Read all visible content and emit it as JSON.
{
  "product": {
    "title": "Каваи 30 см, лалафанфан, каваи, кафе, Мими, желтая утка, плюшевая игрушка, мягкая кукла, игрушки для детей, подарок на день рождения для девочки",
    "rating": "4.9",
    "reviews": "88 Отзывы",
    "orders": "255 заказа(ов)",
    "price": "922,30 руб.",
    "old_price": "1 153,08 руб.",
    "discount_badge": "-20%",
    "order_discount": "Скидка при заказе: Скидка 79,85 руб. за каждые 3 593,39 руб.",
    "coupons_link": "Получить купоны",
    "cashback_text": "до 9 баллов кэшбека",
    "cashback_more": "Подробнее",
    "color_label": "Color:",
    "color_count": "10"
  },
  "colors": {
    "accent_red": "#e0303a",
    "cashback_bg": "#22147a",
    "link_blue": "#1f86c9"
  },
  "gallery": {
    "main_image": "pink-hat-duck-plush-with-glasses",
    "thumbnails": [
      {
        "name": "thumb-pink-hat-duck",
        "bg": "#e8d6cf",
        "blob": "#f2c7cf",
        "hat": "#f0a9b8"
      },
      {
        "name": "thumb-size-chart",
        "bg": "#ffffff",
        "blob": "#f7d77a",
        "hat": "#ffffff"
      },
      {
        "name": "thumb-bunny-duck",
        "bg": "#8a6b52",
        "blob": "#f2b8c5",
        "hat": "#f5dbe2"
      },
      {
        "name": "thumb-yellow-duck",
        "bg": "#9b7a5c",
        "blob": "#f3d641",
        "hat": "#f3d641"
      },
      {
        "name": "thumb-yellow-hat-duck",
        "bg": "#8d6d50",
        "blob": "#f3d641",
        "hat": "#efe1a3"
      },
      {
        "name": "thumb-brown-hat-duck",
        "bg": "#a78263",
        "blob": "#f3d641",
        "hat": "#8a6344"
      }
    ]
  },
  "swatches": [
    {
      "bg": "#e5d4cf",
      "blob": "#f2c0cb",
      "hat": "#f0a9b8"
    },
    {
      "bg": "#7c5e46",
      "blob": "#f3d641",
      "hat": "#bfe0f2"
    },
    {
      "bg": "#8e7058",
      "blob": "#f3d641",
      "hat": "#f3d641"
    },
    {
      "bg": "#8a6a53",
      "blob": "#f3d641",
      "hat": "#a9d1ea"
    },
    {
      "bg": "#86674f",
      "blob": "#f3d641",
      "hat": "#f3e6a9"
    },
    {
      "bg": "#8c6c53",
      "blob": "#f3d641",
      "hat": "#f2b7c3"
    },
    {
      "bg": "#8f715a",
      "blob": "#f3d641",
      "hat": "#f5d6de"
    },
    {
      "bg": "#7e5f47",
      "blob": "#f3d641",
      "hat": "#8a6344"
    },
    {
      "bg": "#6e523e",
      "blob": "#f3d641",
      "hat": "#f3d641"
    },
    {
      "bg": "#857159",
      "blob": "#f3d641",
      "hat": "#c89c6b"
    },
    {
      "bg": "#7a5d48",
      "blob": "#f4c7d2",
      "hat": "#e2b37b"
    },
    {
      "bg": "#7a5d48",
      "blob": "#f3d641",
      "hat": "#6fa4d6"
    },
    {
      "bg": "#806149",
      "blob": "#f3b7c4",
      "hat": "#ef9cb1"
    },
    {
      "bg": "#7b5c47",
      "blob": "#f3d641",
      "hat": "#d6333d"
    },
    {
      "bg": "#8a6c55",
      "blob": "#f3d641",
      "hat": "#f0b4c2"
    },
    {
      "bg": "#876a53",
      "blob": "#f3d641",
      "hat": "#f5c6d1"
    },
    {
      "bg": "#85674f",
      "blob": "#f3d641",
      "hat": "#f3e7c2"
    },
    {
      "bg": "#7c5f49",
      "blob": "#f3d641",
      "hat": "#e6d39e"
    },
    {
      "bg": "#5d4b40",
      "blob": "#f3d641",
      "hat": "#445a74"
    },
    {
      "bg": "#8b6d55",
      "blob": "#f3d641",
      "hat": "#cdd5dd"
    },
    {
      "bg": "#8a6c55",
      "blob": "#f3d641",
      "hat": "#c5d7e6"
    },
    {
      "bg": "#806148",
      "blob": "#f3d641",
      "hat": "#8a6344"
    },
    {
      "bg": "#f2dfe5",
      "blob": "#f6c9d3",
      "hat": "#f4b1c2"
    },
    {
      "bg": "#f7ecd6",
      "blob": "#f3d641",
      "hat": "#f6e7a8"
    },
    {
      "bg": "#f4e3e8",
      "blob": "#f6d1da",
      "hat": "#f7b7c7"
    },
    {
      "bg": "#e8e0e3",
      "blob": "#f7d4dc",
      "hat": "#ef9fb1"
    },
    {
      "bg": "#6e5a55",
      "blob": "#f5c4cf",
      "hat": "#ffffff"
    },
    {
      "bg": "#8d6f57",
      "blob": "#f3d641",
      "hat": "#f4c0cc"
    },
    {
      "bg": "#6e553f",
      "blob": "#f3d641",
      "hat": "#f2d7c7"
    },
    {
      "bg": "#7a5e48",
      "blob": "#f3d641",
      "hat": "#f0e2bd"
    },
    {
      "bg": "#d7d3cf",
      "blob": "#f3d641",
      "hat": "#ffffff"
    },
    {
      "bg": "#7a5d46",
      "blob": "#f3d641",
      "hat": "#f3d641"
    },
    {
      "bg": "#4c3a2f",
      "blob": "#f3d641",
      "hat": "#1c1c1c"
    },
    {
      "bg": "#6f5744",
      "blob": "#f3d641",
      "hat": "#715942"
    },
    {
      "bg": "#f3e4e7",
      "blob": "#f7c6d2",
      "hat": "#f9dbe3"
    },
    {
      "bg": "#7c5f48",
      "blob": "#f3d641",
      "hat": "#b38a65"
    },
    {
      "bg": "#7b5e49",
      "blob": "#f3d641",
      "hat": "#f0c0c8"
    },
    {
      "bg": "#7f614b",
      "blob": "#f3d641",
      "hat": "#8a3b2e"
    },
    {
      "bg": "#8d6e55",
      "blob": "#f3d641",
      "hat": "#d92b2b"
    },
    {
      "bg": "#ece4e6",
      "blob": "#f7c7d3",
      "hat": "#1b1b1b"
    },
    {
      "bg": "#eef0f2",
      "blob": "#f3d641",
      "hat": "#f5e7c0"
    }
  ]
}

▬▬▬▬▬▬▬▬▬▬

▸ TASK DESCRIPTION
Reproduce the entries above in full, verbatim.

▸ EXERCISE ANSWER
Read all visible content and emit it as JSON.
{
  "product": {
    "title": "Каваи 30 см, лалафанфан, каваи, кафе, Мими, желтая утка, плюшевая игрушка, мягкая кукла, игрушки для детей, подарок на день рождения для девочки",
    "rating": "4.9",
    "reviews": "88 Отзывы",
    "orders": "255 заказа(ов)",
    "price": "922,30 руб.",
    "old_price": "1 153,08 руб.",
    "discount_badge": "-20%",
    "order_discount": "Скидка при заказе: Скидка 79,85 руб. за каждые 3 593,39 руб.",
    "coupons_link": "Получить купоны",
    "cashback_text": "до 9 баллов кэшбека",
    "cashback_more": "Подробнее",
    "color_label": "Color:",
    "color_count": "10"
  },
  "colors": {
    "accent_red": "#e0303a",
    "cashback_bg": "#22147a",
    "link_blue": "#1f86c9"
  },
  "gallery": {
    "main_image": "pink-hat-duck-plush-with-glasses",
    "thumbnails": [
      {
        "name": "thumb-pink-hat-duck",
        "bg": "#e8d6cf",
        "blob": "#f2c7cf",
        "hat": "#f0a9b8"
      },
      {
        "name": "thumb-size-chart",
        "bg": "#ffffff",
        "blob": "#f7d77a",
        "hat": "#ffffff"
      },
      {
        "name": "thumb-bunny-duck",
        "bg": "#8a6b52",
        "blob": "#f2b8c5",
        "hat": "#f5dbe2"
      },
      {
        "name": "thumb-yellow-duck",
        "bg": "#9b7a5c",
        "blob": "#f3d641",
        "hat": "#f3d641"
      },
      {
        "name": "thumb-yellow-hat-duck",
        "bg": "#8d6d50",
        "blob": "#f3d641",
        "hat": "#efe1a3"
      },
      {
        "name": "thumb-brown-hat-duck",
        "bg": "#a78263",
        "blob": "#f3d641",
        "hat": "#8a6344"
      }
    ]
  },
  "swatches": [
    {
      "bg": "#e5d4cf",
      "blob": "#f2c0cb",
      "hat": "#f0a9b8"
    },
    {
      "bg": "#7c5e46",
      "blob": "#f3d641",
      "hat": "#bfe0f2"
    },
    {
      "bg": "#8e7058",
      "blob": "#f3d641",
      "hat": "#f3d641"
    },
    {
      "bg": "#8a6a53",
      "blob": "#f3d641",
      "hat": "#a9d1ea"
    },
    {
      "bg": "#86674f",
      "blob": "#f3d641",
      "hat": "#f3e6a9"
    },
    {
      "bg": "#8c6c53",
      "blob": "#f3d641",
      "hat": "#f2b7c3"
    },
    {
      "bg": "#8f715a",
      "blob": "#f3d641",
      "hat": "#f5d6de"
    },
    {
      "bg": "#7e5f47",
      "blob": "#f3d641",
      "hat": "#8a6344"
    },
    {
      "bg": "#6e523e",
      "blob": "#f3d641",
      "hat": "#f3d641"
    },
    {
      "bg": "#857159",
      "blob": "#f3d641",
      "hat": "#c89c6b"
    },
    {
      "bg": "#7a5d48",
      "blob": "#f4c7d2",
      "hat": "#e2b37b"
    },
    {
      "bg": "#7a5d48",
      "blob": "#f3d641",
      "hat": "#6fa4d6"
    },
    {
      "bg": "#806149",
      "blob": "#f3b7c4",
      "hat": "#ef9cb1"
    },
    {
      "bg": "#7b5c47",
      "blob": "#f3d641",
      "hat": "#d6333d"
    },
    {
      "bg": "#8a6c55",
      "blob": "#f3d641",
      "hat": "#f0b4c2"
    },
    {
      "bg": "#876a53",
      "blob": "#f3d641",
      "hat": "#f5c6d1"
    },
    {
      "bg": "#85674f",
      "blob": "#f3d641",
      "hat": "#f3e7c2"
    },
    {
      "bg": "#7c5f49",
      "blob": "#f3d641",
      "hat": "#e6d39e"
    },
    {
      "bg": "#5d4b40",
      "blob": "#f3d641",
      "hat": "#445a74"
    },
    {
      "bg": "#8b6d55",
      "blob": "#f3d641",
      "hat": "#cdd5dd"
    },
    {
      "bg": "#8a6c55",
      "blob": "#f3d641",
      "hat": "#c5d7e6"
    },
    {
      "bg": "#806148",
      "blob": "#f3d641",
      "hat": "#8a6344"
    },
    {
      "bg": "#f2dfe5",
      "blob": "#f6c9d3",
      "hat": "#f4b1c2"
    },
    {
      "bg": "#f7ecd6",
      "blob": "#f3d641",
      "hat": "#f6e7a8"
    },
    {
      "bg": "#f4e3e8",
      "blob": "#f6d1da",
      "hat": "#f7b7c7"
    },
    {
      "bg": "#e8e0e3",
      "blob": "#f7d4dc",
      "hat": "#ef9fb1"
    },
    {
      "bg": "#6e5a55",
      "blob": "#f5c4cf",
      "hat": "#ffffff"
    },
    {
      "bg": "#8d6f57",
      "blob": "#f3d641",
      "hat": "#f4c0cc"
    },
    {
      "bg": "#6e553f",
      "blob": "#f3d641",
      "hat": "#f2d7c7"
    },
    {
      "bg": "#7a5e48",
      "blob": "#f3d641",
      "hat": "#f0e2bd"
    },
    {
      "bg": "#d7d3cf",
      "blob": "#f3d641",
      "hat": "#ffffff"
    },
    {
      "bg": "#7a5d46",
      "blob": "#f3d641",
      "hat": "#f3d641"
    },
    {
      "bg": "#4c3a2f",
      "blob": "#f3d641",
      "hat": "#1c1c1c"
    },
    {
      "bg": "#6f5744",
      "blob": "#f3d641",
      "hat": "#715942"
    },
    {
      "bg": "#f3e4e7",
      "blob": "#f7c6d2",
      "hat": "#f9dbe3"
    },
    {
      "bg": "#7c5f48",
      "blob": "#f3d641",
      "hat": "#b38a65"
    },
    {
      "bg": "#7b5e49",
      "blob": "#f3d641",
      "hat": "#f0c0c8"
    },
    {
      "bg": "#7f614b",
      "blob": "#f3d641",
      "hat": "#8a3b2e"
    },
    {
      "bg": "#8d6e55",
      "blob": "#f3d641",
      "hat": "#d92b2b"
    },
    {
      "bg": "#ece4e6",
      "blob": "#f7c7d3",
      "hat": "#1b1b1b"
    },
    {
      "bg": "#eef0f2",
      "blob": "#f3d641",
      "hat": "#f5e7c0"
    }
  ]
}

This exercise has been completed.